I think I am also making the common mistake of waiting for my life to get perfect before I venture out. You know the score… the perfect body, the perfect job, the perfect partner, the perfect house, kids and so on – blimey, I wouldn’t want to be revealed as a fraud! I must have all my ducks in a row lest someone should look in and want to judge me, check me out. Isn’t it a perfect life that the “others” have, or at least great chunks of it? Weren’t they born with special attributes or into special circumstances that enabled them to perfect things before they made their way onto the “out there” stage.

Hmmm, alas… I do know that this is what is called magical thinking.

Unfortunately, there is more than enough evidence to suggest that there is nothing that sets us apart other than a willingness to be exposed. The “others” put their beliefs/visions/position out there in front of themselves and the world. Surprisingly, luck, magic, genetics and divine intervention seem to have very little to do with it. What is required, however, is hard work, tenacity and perseverance.
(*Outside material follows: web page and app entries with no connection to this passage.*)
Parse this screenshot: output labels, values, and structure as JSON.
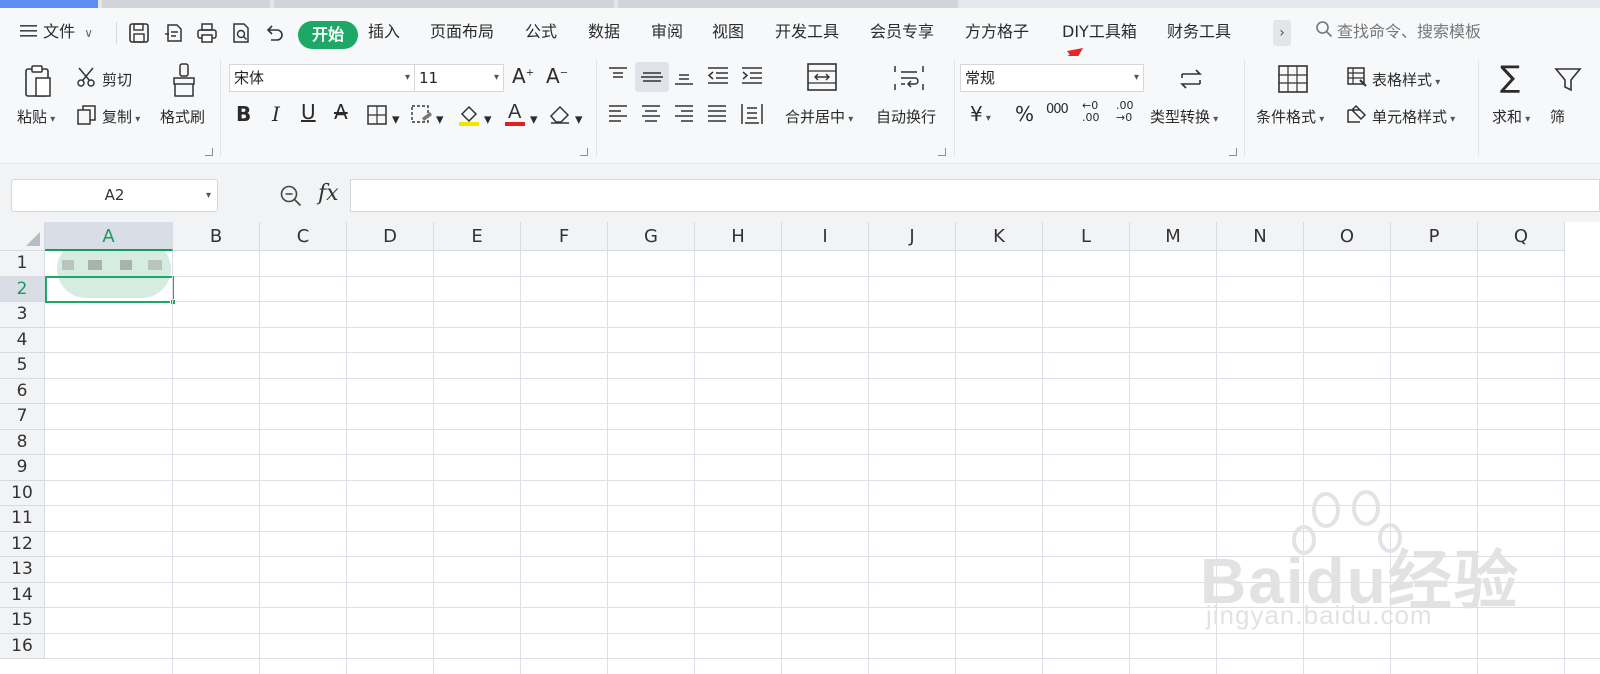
{
  "file_menu": {
    "label": "文件",
    "icon": "hamburger-icon"
  },
  "menu_tabs": [
    {
      "label": "开始",
      "active": true
    },
    {
      "label": "插入"
    },
    {
      "label": "页面布局"
    },
    {
      "label": "公式"
    },
    {
      "label": "数据"
    },
    {
      "label": "审阅"
    },
    {
      "label": "视图"
    },
    {
      "label": "开发工具"
    },
    {
      "label": "会员专享"
    },
    {
      "label": "方方格子"
    },
    {
      "label": "DIY工具箱"
    },
    {
      "label": "财务工具"
    }
  ],
  "more_tabs_glyph": "›",
  "search_commands": {
    "placeholder": "查找命令、搜索模板",
    "icon": "search-icon"
  },
  "ribbon": {
    "clipboard": {
      "paste": "粘贴",
      "cut": "剪切",
      "copy": "复制",
      "format_painter": "格式刷"
    },
    "font": {
      "font_name": "宋体",
      "font_size": "11"
    },
    "alignment": {
      "merge_center": "合并居中",
      "wrap_text": "自动换行"
    },
    "number": {
      "format": "常规",
      "currency_symbol": "¥",
      "percent_symbol": "%",
      "thousands_symbol": "000",
      "increase_decimal": "←0 .00",
      "decrease_decimal": ".00 →0",
      "type_convert": "类型转换"
    },
    "styles": {
      "conditional_format": "条件格式",
      "table_style": "表格样式",
      "cell_style": "单元格样式"
    },
    "editing": {
      "sum": "求和",
      "filter": "筛"
    }
  },
  "formula_bar": {
    "name_box": "A2",
    "fx_label": "fx",
    "formula": ""
  },
  "grid": {
    "columns": [
      "A",
      "B",
      "C",
      "D",
      "E",
      "F",
      "G",
      "H",
      "I",
      "J",
      "K",
      "L",
      "M",
      "N",
      "O",
      "P",
      "Q"
    ],
    "rows": [
      "1",
      "2",
      "3",
      "4",
      "5",
      "6",
      "7",
      "8",
      "9",
      "10",
      "11",
      "12",
      "13",
      "14",
      "15",
      "16"
    ],
    "selected_cell": "A2"
  },
  "watermark": {
    "brand": "Baidu经验",
    "url": "jingyan.baidu.com"
  },
  "colors": {
    "accent_green": "#1da867",
    "annotation_red": "#e8262a"
  }
}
So, I am left wondering whether it would make a difference if we were taught from an early age that being who we are, being 100% ourselves, is all that is required to make our way authentically in the world. I think it would, but if you live in a shame-based culture, as most modern cultures are now, you will have your work cut out for you as no one likes to be outwardly vulnerable. To put our heads deliberately on the chopping block would be to risk the comfort and safety we gain out of acceptance, which ironically is somehow far more important to us than the discomfort we feel deep within ourselves for burying that dream, love, idea or desire. After all, who do you think you are?

Well, maybe 2016 is just the year to go find out! Take the risk and, as Marianne Williamson wrote, “Your playing small does not serve the world. There is nothing enlightened about shrinking so that other people won’t feel insecure around you”. You owe it to us. Imagine if none of the people who make the world around you functional had put their hands up and said “yes, I’ll take that job”, had shown their designs, given that lecture, written their books, sung their songs, served their apprenticeship, taught those classes, emigrated to the other side of the world or just the next city or town. Imagine if they had just sat and kept it all to themselves. We would have virtually nothing, our world would be so small. It is unimaginable, isn’t it?

“Stop playing it small” is going to be my mantra for 2016, not only for myself but for my clients as well. We all have something to give, some purpose for the world that is unique to us, and perhaps all that is required of us is to first be bold enough to claim it for ourselves, to really feel the warmth of its shine, then through that process we can gain the courage to share it.

Coming from a purely selfish point of view, please take the time to stop, sit and ask yourself the question – Who am I to be brilliant, gorgeous, talented, fabulous? I need you to shine… the world needs you to shine… but most importantly you need you to shine!

Excerpt from “A Return to Love”, by Marianne Williamson.

“Our deepest fear is not that we are inadequate.
Our deepest fear is that we are powerful beyond measure.
It is our light, not our darkness that most frightens us.
We ask ourselves, Who am I to be brilliant, gorgeous, talented, fabulous?
Actually, who are you not to be?
You are a child of God.
Your playing small does not serve the world.
There is nothing enlightened about shrinking so that other people won’t feel insecure around you. We are all meant to shine, as children do.
We were born to make manifest the glory of God that is within us.
It’s not just in some of us; it’s in everyone.
And as we let our own light shine, we unconsciously give other people permission to do the same.
As we are liberated from our own fear, our presence automatically liberates others.”